A 54-year-old elephant named Packy, who was celebrated as the oldest male Asian elephant in North America, was euthanized on Thursday at Oregon Zoo after suffering from tuberculosis.
The zoo’s decision, which followed outcry from animal activists, came three years after Packy and two other elephants at the Portland park were diagnosed with the highly infectious disease.
The zoo said in a statement that its “animal-care staff determined his quality of life and the safety of the herd was compromised by his illness.”
“We’d run out of options for treating him,” said Dr. Tim Storms, the zoo’s lead veterinarian.
About 5 percent of Asian elephants living in captivity in North America are believed to have TB, a bacterial disease that usually affects the lungs, according to a report released by the Centers for Disease Control and Prevention last year.
Packy and the other two elephants, one of which was his son Rama, were diagnosed with the disease in December 2013.
The CDC believe that the elephants contracted TB via human contact. During an investigation, a zoo volunteer was found to have been diagnosed with TB in 2012. Seven others working at the zoo who were later diagnosed with the disease had been within close contact of the animals.
Packy was treated for TB with antibiotics and showed no sign of the disease for several years after, the zoo said. The two other elephants that were diagnosed were also successfully treated, according to the zoo’s statement.
In fall 2016, however, Packy tested positive for a drug-resistant strain of TB. The zoo said it was “the first positive culture since Packy’s initial diagnosis in December 2013.”
“We had been feeling increasingly optimistic about Packy’s treatment regimen, and he had been tolerating it well, so this recent result was disappointing,” Storms said at the time.
Critics of the zoo’s decision to euthanize Packy suggested that as the animal didn’t show symptoms of the disease, he was put down to relieve a physical burden upon the zoo.
Packy had to be separated from the other elephants, according to the zoo, and kept 100 feet away from the public for a year after starting treatment.
Storms stressed that it was challenging to treat Packy effectively due to his old age. Asian elephants do not typically live beyond 50.

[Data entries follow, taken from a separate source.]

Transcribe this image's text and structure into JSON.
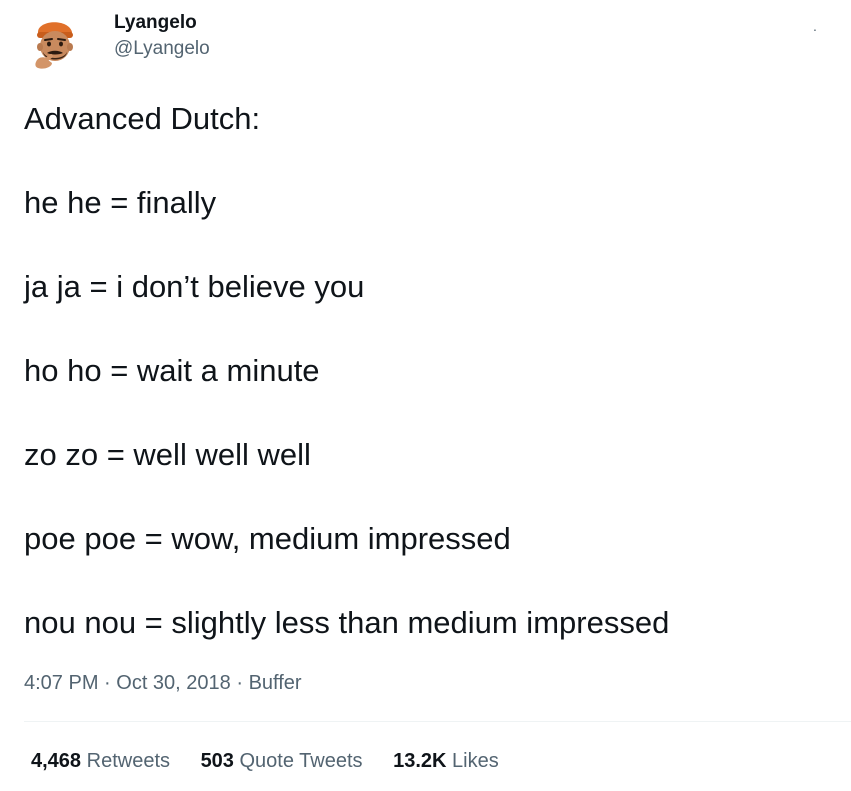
{
  "author": {
    "display_name": "Lyangelo",
    "handle": "@Lyangelo",
    "avatar_icon": "memoji-thinking-orange-beanie-icon"
  },
  "tweet": {
    "lines": [
      "Advanced Dutch:",
      "he he = finally",
      "ja ja = i don’t believe you",
      "ho ho = wait a minute",
      "zo zo = well well well",
      "poe poe = wow, medium impressed",
      "nou nou = slightly less than medium impressed"
    ]
  },
  "meta": {
    "time": "4:07 PM",
    "sep1": " · ",
    "date": "Oct 30, 2018",
    "sep2": " · ",
    "source": "Buffer"
  },
  "stats": {
    "retweets_count": "4,468",
    "retweets_label": "Retweets",
    "quote_count": "503",
    "quote_label": "Quote Tweets",
    "likes_count": "13.2K",
    "likes_label": "Likes"
  },
  "colors": {
    "text_primary": "#0f1419",
    "text_secondary": "#536471",
    "divider": "#eff3f4",
    "avatar_hat": "#e0702a"
  }
}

“The remaining treatments involved side effects that would have been very hard on Packy with no guarantee of success, plus a risk of creating further resistance,” he said. “None of us felt it would be right to do that. But without treatment, his TB would have continued to get worse.”